A week after the earthquake and tsunami, in the midst of the nuclear crisis at Fukushima power plant, we left for vacation, an exotic trip funded almost a year earlier by a little financial windfall.
As it came time to pack we were still glued to video images of destruction nearly beyond comprehension and the possibility of nuclear meltdown hung in precarious balance. We found it decidedly difficult to pull out of the story and head into a week of isolation and relaxation. We were headed to a small island—more of a sandbar, really, 35 miles off the coast of Belize at the point where the atolls of coral fall away to 2000+ feet (610+ meters). It took us two days to get there and two days to get home: we bid the last CNN feed goodbye in the Houston airport, and let go…
It was impossible, upon arriving, to avoid thinking of our vulnerability—the high point of land being about one meter above current sea level. And it was gorgeous… azure waters, amazing fish swimming around coral patch reefs, and lots of athletic opportunities we could practice at whatever level of competence we brought. And, we were completely unplugged: didn’t think about filling seminars, book-sales, or who wants to “friend me” all week! I prayed for the people of Japan, for the people of Libya, for safety to prevail in the world, and surrendered to a week of awesome fun in nature.
The last day of our visit, the camp staff gave everyone a large capacity garbage bag and the challenge to walk around the edges of the island and collect whatever needed picking up. There would be contests for “most useful, most unusual,” etc. As a group of about 20, this meant we filled 20 bags with gifts from the sea—Styrofoam of every shape and size, plastic bags, plastic water bottles, plastic picnic forks, fast-food containers, more plastic water bottles, old running shoes, ruined snorkel gear, fishing line, more plastic bags. Prize for most useful, a condom, still sealed in its packet; prize for most unusual, a front grill for a Honda car. And then what?
What do they do with 20 bags of plastic garbage? Well—they burn it in a tucked away clearing in the midst of the sea grape and coco-palm trees, down near the Osprey nest. They will send the Honda grill back to mainland, where it may be tossed into a landfill—or just into a ditch on the road into Belize City. We’re not talking about high-tech incineration with careful gasification and attempts to neutralize noxious and poisonous off-gases (still a debatable success): we’re talking about a campfire of unsorted chemical formulas, minus the marshmallows, lit when most the guests are off frolicking in kayaks and snorkeling over a nearby reef—grateful that the coral is still alive and the fishes seem healthy.
I loved the week away: and realized—there is no away.
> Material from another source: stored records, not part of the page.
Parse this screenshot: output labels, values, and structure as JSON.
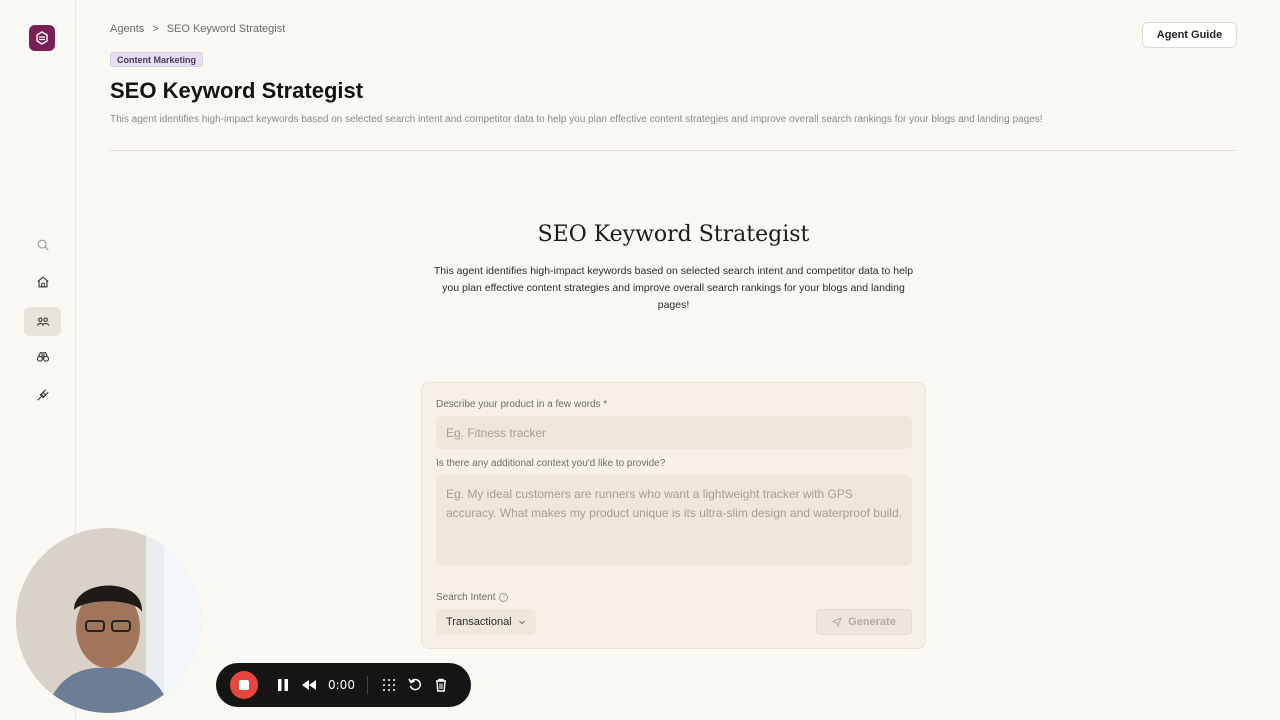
{
  "breadcrumb": {
    "root": "Agents",
    "separator": ">",
    "current": "SEO Keyword Strategist"
  },
  "header": {
    "badge": "Content Marketing",
    "title": "SEO Keyword Strategist",
    "description": "This agent identifies high-impact keywords based on selected search intent and competitor data to help you plan effective content strategies and improve overall search rankings for your blogs and landing pages!",
    "guide_button": "Agent Guide"
  },
  "sidebar": {
    "items": [
      {
        "name": "search",
        "icon": "search-icon"
      },
      {
        "name": "home",
        "icon": "home-icon"
      },
      {
        "name": "agents",
        "icon": "people-icon",
        "active": true
      },
      {
        "name": "explore",
        "icon": "binoculars-icon"
      },
      {
        "name": "integrations",
        "icon": "plug-icon"
      }
    ]
  },
  "agent": {
    "heading": "SEO Keyword Strategist",
    "description": "This agent identifies high-impact keywords based on selected search intent and competitor data to help you plan effective content strategies and improve overall search rankings for your blogs and landing pages!"
  },
  "form": {
    "product_label": "Describe your product in a few words *",
    "product_placeholder": "Eg. Fitness tracker",
    "context_label": "Is there any additional context you'd like to provide?",
    "context_placeholder": "Eg. My ideal customers are runners who want a lightweight tracker with GPS accuracy. What makes my product unique is its ultra-slim design and waterproof build.",
    "intent_label": "Search Intent",
    "intent_value": "Transactional",
    "generate_label": "Generate"
  },
  "recorder": {
    "time": "0:00"
  },
  "colors": {
    "accent": "#7a1f55",
    "record": "#e8453c"
  }
}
We are always “here,” living with the problems we have created for ourselves and our little blue planet.
So, back home, and back on the Internet, I have spent some time this week trying to understand a bit more about the challenges to the use, mis-use, recycling, and attempts to unmake plastic. One good source is the site: pollutionissues.com This site declares that, “More than a hundred billion pounds of plastic were produced in 2000. Their increased use has resulted in concern with (1) the consumption of natural resources such as oil, (2) the toxicity associated with their manufacture and use, and (3) the environmental impact arising from discarded plastics.”
One can presume that this is an annual production amount—enough to make reefs of plastic off the shores of many countries—as well as the floating islands of plastic now viewable from space. Look for plastic heaps on Google Earth—they are everywhere.
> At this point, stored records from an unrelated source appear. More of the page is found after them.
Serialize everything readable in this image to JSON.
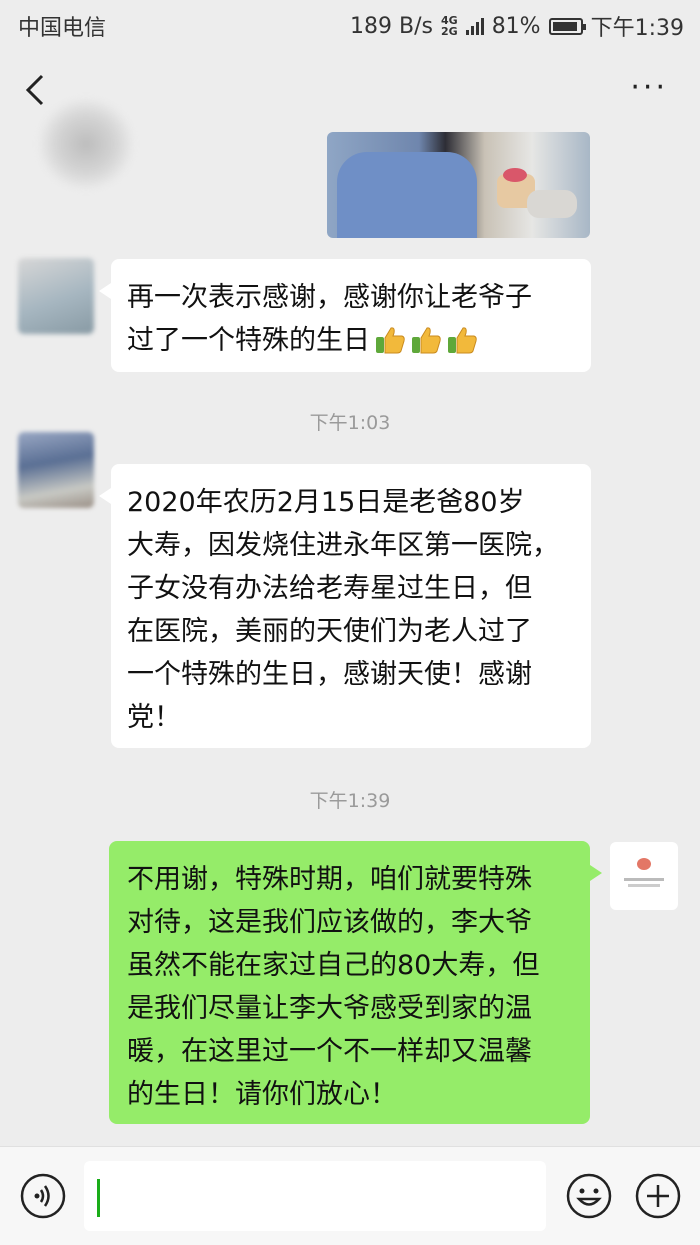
{
  "status_bar": {
    "carrier": "中国电信",
    "speed": "189 B/s",
    "network_top": "4G",
    "network_bottom": "2G",
    "battery": "81%",
    "time": "下午1:39"
  },
  "messages": [
    {
      "text": "再一次表示感谢，感谢你让老爷子\n过了一个特殊的生日"
    },
    {
      "timestamp": "下午1:03"
    },
    {
      "text": "2020年农历2月15日是老爸80岁\n大寿，因发烧住进永年区第一医院，\n子女没有办法给老寿星过生日，但\n在医院，美丽的天使们为老人过了\n一个特殊的生日，感谢天使！感谢\n党！"
    },
    {
      "timestamp": "下午1:39"
    },
    {
      "text": "不用谢，特殊时期，咱们就要特殊\n对待，这是我们应该做的，李大爷\n虽然不能在家过自己的80大寿，但\n是我们尽量让李大爷感受到家的温\n暖，在这里过一个不一样却又温馨\n的生日！请你们放心！"
    }
  ],
  "icons": {
    "back": "chevron-left-icon",
    "more": "more-dots-icon",
    "voice": "voice-icon",
    "emoji": "emoji-icon",
    "plus": "plus-icon",
    "thumbs": "thumbs-up-icon"
  },
  "colors": {
    "out_bubble": "#95ec69",
    "in_bubble": "#ffffff",
    "background": "#ededed"
  }
}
The point is: every gesture in our daily lives matters. Everything is connected to everything. The radioactive seawater that was pumped into the reactors to prevent one disaster is now back in the sea where it will create some other kind of disaster. We are facing a huge learning curve concerning the consequences of what we have “made”—plastic, nuclear waste, the ingredients to face cream and over the counter drugs. “Better living through chemistry,” a DuPont corporation advertising slogan from the 1950s, is absolutely embedded in modern life.
The difference between Whidbey Island where I live and Glover’s Reef in Belize is that we have more systems in place that make our attempts to put our garbage “someplace else” appear to work. We recycle, there is garbage truck pick-up, we take cloth bags to the grocery store, my own cup to the coffee shop– and it’s all still here. Somewhere around here…
I have increased my awareness of what I bring into my house, how I treat it once here, and where I put it when done. And I’m talking about garbage, thanking every restaurant and public place that serves food on cardboard or china—practicing as radically as I can little slogans, such as, “Just say NO to Styrofoam…” and refusing to accept things offered to me in plastic—foam, bottles, non-recyclable containers. For efficient—and entertaining– education about this, go out to Annie Leonard’s The Story of Stuff Project. Her cartoon videos make great family, neighborhood, and church conversation starters and her science, based on 20 years working in environmental health, is sound.
We talk a lot about making a new story… part of that story is what we will do with all the stuff that sustains and threatens modern life. So, let’s be bold and talk about garbage: what to do with what’s already here and how to prevent more and more garbage being made. Raise awareness in the social networks and media in your lives–and share some of your stories here.
And thank you!